Quilts are among the most comforting of household items, especially in the winter months, when the urge to stay in bed for a few extra moments is the most powerful. They are a traditional baby gift providing warmth and security early on. But quilts never seem to lose the feeling of home. Well into adulthood, they retain their nurturing qualities as easily as they do body heat.
The Triangle is home to hundreds of quilters, professional and amateur, who work in a variety of traditions--from hand-pieced, hand-quilted works to elaborately painted art quilts. The two largest area guilds, Raleigh's Capital Quilters and the Durham/Orange County Quilters' Guild, boast a combined membership of more than 450 people, who range in age from 12 to 80 and who work in every style and milieu. A tradition of these guilds--in addition to monthly meetings, workshops and occasional exhibitions--is donating small quilts to area hospitals and nonprofits for children who most need an extra boost to their feelings of security.
For the last several years, members of both guilds have taken on the task of donating baby quilts to newborns in the neonatal intensive care units of several hospitals, including UNC, Wake Medical Center and Rex Hospital. Infants brought into intensive care are more than likely born pre-term and face a host of medical challenges. The UNC Hospitals unit, which admits more than 800 newborns per year, gives quilts to each newly admitted infant. "We try to welcome them into the unit with a quilt that they can have during their stay and then take home with them," says Vicki Childers, a nurse education clinician at UNC and member of the Durham/Orange Quilters' Guild who manages the donations. She sees first-hand the impression that the quilts make on the families that find themselves at the hospital. "It is an extremely stressful time for parents and for newborns. The quilts have a huge impact psychologically," says Childers.
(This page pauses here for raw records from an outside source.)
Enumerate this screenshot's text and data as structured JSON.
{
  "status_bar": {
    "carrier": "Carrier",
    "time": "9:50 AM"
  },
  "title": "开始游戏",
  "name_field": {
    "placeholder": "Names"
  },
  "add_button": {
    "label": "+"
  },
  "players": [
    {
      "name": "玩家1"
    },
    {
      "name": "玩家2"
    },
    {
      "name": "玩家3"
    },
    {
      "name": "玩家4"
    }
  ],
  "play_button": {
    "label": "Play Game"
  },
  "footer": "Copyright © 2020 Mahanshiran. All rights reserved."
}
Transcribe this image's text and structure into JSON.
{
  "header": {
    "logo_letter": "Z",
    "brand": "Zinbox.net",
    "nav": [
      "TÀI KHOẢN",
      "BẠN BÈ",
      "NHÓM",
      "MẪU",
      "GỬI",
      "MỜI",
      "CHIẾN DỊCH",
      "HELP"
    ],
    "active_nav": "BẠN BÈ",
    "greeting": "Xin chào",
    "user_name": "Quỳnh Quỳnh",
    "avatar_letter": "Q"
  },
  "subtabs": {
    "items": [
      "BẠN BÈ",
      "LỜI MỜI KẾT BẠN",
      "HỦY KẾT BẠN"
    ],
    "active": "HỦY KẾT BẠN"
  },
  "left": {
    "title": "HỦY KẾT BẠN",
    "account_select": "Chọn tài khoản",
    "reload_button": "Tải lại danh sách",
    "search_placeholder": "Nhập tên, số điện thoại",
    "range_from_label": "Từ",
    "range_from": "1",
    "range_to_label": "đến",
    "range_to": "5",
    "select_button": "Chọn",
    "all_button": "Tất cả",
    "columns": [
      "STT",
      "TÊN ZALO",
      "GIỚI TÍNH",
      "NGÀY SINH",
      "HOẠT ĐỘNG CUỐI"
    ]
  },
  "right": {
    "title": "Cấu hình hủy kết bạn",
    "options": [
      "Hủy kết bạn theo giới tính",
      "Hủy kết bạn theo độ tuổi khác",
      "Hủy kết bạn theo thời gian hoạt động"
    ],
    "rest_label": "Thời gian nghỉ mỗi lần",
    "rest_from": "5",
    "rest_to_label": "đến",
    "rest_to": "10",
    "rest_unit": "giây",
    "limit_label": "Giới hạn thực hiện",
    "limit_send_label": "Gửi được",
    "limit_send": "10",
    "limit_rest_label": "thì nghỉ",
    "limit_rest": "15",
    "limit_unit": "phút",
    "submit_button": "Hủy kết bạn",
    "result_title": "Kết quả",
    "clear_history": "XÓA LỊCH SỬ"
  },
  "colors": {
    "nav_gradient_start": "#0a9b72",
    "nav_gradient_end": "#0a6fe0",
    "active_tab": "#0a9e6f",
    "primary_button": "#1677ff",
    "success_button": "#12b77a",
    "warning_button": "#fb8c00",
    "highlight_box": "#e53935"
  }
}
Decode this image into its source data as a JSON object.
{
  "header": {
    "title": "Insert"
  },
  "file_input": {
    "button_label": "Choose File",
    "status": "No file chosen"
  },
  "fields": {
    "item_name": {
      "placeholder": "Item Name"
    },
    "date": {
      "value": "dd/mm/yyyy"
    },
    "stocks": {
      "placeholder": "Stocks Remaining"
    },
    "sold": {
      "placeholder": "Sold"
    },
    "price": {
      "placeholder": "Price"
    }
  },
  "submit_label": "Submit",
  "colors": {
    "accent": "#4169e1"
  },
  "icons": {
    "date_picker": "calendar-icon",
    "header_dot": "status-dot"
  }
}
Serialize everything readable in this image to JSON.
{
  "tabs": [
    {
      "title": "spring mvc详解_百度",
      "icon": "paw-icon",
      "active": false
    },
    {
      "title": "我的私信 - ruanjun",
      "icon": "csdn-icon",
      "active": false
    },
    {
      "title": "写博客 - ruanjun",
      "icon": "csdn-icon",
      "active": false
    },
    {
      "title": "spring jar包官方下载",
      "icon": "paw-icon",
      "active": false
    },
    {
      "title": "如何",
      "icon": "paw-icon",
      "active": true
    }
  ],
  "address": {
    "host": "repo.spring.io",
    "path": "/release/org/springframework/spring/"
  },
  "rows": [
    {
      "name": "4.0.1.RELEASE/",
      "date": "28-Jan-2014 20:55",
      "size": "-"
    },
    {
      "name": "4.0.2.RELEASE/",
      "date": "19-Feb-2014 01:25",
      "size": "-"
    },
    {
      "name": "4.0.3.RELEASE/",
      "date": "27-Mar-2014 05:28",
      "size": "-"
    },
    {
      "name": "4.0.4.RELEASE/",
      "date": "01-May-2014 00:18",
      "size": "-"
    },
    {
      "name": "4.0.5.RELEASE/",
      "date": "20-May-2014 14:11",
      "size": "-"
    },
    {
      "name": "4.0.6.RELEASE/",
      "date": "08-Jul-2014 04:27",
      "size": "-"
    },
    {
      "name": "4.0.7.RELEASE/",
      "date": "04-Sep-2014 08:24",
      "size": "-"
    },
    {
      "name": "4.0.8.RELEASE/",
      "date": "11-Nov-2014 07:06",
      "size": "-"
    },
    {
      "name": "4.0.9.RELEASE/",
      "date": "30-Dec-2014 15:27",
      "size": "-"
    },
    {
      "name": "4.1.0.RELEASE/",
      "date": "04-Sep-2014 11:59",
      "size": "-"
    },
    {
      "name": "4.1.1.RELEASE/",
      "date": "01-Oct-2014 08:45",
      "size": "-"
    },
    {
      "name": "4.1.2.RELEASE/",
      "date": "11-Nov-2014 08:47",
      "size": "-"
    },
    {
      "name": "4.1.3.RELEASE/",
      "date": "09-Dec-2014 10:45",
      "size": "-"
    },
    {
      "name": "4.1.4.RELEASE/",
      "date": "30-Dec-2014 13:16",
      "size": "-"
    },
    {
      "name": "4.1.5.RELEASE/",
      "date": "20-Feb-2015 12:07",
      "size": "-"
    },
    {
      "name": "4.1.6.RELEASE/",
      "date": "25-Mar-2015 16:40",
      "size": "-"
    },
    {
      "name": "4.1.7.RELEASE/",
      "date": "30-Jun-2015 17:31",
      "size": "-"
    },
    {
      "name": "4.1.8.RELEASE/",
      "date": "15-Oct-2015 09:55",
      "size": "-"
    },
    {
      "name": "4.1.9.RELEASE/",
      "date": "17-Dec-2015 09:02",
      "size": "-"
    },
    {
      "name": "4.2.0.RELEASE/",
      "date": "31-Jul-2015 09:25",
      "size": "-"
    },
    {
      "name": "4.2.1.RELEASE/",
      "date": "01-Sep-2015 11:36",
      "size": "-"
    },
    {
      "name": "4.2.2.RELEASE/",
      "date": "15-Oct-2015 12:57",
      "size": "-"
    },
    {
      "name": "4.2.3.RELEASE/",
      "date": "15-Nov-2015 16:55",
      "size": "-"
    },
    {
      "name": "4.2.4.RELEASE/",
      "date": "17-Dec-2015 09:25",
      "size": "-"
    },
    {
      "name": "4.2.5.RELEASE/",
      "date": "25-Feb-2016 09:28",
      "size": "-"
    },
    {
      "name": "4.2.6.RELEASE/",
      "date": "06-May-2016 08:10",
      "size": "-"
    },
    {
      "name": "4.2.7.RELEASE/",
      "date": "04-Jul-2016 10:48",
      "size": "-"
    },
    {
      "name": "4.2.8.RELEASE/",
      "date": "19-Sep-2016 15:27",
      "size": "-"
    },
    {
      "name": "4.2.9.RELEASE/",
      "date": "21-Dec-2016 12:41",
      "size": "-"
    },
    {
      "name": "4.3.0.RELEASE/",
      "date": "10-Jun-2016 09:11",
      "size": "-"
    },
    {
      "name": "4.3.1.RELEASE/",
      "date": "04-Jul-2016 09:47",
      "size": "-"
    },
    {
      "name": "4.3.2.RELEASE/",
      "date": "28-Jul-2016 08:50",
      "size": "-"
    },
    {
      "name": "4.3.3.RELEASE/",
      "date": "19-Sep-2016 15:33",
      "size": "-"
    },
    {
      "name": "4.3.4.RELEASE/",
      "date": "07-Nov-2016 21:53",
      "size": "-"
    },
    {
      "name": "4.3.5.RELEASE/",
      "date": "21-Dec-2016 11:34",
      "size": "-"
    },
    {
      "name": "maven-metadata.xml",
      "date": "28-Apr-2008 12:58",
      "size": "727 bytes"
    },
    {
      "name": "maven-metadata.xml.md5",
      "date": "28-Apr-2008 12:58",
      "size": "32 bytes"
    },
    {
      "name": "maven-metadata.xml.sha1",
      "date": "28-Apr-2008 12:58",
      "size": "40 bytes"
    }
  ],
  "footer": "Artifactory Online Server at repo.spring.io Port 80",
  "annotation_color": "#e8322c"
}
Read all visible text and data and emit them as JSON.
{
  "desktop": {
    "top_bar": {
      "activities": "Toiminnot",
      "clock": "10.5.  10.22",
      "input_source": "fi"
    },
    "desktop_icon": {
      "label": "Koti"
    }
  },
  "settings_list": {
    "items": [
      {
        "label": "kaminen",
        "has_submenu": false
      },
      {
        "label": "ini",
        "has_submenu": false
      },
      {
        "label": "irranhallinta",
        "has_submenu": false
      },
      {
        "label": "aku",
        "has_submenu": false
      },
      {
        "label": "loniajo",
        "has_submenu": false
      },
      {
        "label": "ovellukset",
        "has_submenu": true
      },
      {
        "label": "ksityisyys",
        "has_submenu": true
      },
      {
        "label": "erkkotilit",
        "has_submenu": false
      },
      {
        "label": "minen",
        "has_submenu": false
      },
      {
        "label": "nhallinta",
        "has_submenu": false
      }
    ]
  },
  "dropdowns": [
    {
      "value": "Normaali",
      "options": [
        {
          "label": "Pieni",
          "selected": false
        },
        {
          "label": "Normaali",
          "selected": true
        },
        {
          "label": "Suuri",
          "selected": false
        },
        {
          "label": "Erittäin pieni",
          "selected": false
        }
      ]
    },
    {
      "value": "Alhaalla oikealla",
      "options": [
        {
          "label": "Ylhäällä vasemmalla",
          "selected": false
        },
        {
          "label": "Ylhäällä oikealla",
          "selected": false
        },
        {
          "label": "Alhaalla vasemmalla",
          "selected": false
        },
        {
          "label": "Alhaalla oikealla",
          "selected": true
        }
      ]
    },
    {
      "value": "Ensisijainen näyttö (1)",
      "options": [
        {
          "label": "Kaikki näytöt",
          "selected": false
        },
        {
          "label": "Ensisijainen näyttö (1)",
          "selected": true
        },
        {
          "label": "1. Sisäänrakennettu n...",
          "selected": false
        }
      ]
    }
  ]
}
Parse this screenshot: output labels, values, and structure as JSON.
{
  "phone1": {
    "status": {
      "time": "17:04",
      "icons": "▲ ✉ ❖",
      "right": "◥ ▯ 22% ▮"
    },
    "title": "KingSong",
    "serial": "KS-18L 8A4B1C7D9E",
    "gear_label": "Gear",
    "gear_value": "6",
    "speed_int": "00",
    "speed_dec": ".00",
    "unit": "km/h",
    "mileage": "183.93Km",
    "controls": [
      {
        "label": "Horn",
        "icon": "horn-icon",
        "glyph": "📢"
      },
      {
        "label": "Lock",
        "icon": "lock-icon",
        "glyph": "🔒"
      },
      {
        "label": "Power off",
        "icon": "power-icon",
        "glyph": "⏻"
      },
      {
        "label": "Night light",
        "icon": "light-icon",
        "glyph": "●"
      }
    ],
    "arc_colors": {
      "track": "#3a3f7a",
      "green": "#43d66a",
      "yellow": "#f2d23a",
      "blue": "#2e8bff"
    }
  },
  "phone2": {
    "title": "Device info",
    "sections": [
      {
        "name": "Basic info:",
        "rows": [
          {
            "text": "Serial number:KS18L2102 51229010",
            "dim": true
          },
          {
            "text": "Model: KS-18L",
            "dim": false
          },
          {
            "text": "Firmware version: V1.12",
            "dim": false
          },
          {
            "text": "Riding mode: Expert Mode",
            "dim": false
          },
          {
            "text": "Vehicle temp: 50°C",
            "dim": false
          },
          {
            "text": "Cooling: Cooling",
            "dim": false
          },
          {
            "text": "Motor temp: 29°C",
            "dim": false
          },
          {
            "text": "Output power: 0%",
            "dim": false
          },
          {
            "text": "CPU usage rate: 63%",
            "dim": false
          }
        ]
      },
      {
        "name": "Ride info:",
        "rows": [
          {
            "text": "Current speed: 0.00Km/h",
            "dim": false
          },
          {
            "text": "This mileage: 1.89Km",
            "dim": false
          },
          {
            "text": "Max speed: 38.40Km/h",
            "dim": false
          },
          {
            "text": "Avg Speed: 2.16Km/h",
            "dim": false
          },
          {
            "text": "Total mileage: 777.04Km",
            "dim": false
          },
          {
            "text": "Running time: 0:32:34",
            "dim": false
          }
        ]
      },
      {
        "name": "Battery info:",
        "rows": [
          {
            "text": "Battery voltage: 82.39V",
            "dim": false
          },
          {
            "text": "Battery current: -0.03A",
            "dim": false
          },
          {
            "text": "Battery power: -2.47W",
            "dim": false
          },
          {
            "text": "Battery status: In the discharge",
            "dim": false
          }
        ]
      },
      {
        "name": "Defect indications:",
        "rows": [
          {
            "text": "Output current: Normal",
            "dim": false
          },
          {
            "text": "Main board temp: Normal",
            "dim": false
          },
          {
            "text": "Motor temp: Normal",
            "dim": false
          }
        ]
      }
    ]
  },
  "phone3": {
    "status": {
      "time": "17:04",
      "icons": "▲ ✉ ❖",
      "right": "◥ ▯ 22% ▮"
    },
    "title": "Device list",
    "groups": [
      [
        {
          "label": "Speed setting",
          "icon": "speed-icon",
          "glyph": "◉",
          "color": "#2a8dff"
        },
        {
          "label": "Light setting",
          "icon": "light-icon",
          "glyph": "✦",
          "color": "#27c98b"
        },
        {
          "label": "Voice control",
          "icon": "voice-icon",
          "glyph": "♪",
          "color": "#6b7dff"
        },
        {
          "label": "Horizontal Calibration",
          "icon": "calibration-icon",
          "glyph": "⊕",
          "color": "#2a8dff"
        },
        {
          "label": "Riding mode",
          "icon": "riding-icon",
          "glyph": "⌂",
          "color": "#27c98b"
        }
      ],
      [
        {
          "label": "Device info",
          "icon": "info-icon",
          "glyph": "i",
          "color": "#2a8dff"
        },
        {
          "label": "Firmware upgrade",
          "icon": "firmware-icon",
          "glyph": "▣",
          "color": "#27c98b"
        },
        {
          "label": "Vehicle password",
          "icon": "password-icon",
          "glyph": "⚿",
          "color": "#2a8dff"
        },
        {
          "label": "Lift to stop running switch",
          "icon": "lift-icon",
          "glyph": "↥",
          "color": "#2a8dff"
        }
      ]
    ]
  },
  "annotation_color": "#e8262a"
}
Average stays last between 11 and 13 days in the unit, which may treat up to 48 newborns at any given time. Because many of the infants are born pre-term, some as early as 24 weeks, their environment is an important aspect of the treatment they receive. Nurses and staff attempt to recreate conditions in the womb by making things as quiet and dimly lit as possible, using the quilts to cover infant isolettes, providing a dark environment for light-sensitive newborns, and using quilts as blankets for infants born full-term. Though the quilts are a benefit to the babies, the psychological effects may be most significant for parents. Childers says that they are successful in easing stress, by creating the feeling of a home away from home for newborns who literally need to hibernate. "The quilts do help from a developmental standpoint, a warm and cozy standpoint and a welcoming standpoint," says Childers.
Julie Foley, a quilter who formerly coordinated the Raleigh group's donations, began volunteering at UNC after experiencing the neonatal unit first hand, as a parent. She gave birth 10 weeks early to a 1 pound, 3 ounce daughter, who spent three-and-a-half months there. Foley says that the brightly colored quilts have a psychological effect that is a huge lift to parents of sick newborns. "They help brighten the place up, and they mean different things to each family. They are also meaningful to the families of newborns that don't survive. The quilt is something that they can take away with them," Foley says.
For area quilters, donating quilts is one more opportunity to practice and share their craft. Both Hope Brown, president of the Durham/Orange County Quilters' Guild, and Missy Mangum, president of the Capital Quilters, say that outreach is a rewarding part of their mission. Last year the Capital Quilters' Guild gave more than 240 quilts of varying sizes and patterns to local groups. Because of the small size of the neonatal quilts they are more quickly pieced together, allowing members to produce more of them. Peggy Littrell, the current coordinator for the Raleigh group, says that sizes range from 18 by 24 inches, what is known as a "fat quarter" in quilting circles, to 36 by 45 inches--still quite a bit smaller than the average crib size quilt, which runs about 45 by 60 inches.
For Triangle quilters, the quilts-for-kids program is a labor of love, giving more reasons to get together and express their craft. It seems that the process offers as much comfort as the product. And as for the product, Littrell puts it simply: "Sometimes it's just nice to have something to wrap up in."